===== SUPPLIED DATA

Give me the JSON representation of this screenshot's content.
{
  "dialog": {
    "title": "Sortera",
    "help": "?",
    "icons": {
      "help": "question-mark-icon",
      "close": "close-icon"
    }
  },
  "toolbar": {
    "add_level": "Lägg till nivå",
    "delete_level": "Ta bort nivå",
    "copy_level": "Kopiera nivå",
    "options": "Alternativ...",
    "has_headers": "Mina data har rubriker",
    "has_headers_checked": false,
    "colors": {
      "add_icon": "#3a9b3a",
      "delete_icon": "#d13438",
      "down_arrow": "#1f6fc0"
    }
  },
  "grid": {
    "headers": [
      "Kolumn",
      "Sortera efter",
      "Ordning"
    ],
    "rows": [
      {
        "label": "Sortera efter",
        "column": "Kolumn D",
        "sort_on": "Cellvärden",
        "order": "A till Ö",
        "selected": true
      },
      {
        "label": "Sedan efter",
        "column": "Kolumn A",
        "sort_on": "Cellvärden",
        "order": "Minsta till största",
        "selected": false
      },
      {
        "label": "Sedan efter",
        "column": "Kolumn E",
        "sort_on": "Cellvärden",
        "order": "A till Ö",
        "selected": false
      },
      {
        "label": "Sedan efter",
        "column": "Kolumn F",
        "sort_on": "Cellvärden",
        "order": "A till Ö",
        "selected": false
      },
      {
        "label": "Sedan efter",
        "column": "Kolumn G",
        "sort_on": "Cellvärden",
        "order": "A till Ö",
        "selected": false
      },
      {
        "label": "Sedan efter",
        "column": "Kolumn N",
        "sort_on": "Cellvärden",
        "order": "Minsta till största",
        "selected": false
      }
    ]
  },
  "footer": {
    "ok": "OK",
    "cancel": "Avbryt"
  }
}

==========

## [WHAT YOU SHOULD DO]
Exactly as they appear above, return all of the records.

## [OUTPUT OF THE TASK]
Give me the JSON representation of this screenshot's content.
{
  "dialog": {
    "title": "Sortera",
    "help": "?",
    "icons": {
      "help": "question-mark-icon",
      "close": "close-icon"
    }
  },
  "toolbar": {
    "add_level": "Lägg till nivå",
    "delete_level": "Ta bort nivå",
    "copy_level": "Kopiera nivå",
    "options": "Alternativ...",
    "has_headers": "Mina data har rubriker",
    "has_headers_checked": false,
    "colors": {
      "add_icon": "#3a9b3a",
      "delete_icon": "#d13438",
      "down_arrow": "#1f6fc0"
    }
  },
  "grid": {
    "headers": [
      "Kolumn",
      "Sortera efter",
      "Ordning"
    ],
    "rows": [
      {
        "label": "Sortera efter",
        "column": "Kolumn D",
        "sort_on": "Cellvärden",
        "order": "A till Ö",
        "selected": true
      },
      {
        "label": "Sedan efter",
        "column": "Kolumn A",
        "sort_on": "Cellvärden",
        "order": "Minsta till största",
        "selected": false
      },
      {
        "label": "Sedan efter",
        "column": "Kolumn E",
        "sort_on": "Cellvärden",
        "order": "A till Ö",
        "selected": false
      },
      {
        "label": "Sedan efter",
        "column": "Kolumn F",
        "sort_on": "Cellvärden",
        "order": "A till Ö",
        "selected": false
      },
      {
        "label": "Sedan efter",
        "column": "Kolumn G",
        "sort_on": "Cellvärden",
        "order": "A till Ö",
        "selected": false
      },
      {
        "label": "Sedan efter",
        "column": "Kolumn N",
        "sort_on": "Cellvärden",
        "order": "Minsta till största",
        "selected": false
      }
    ]
  },
  "footer": {
    "ok": "OK",
    "cancel": "Avbryt"
  }
}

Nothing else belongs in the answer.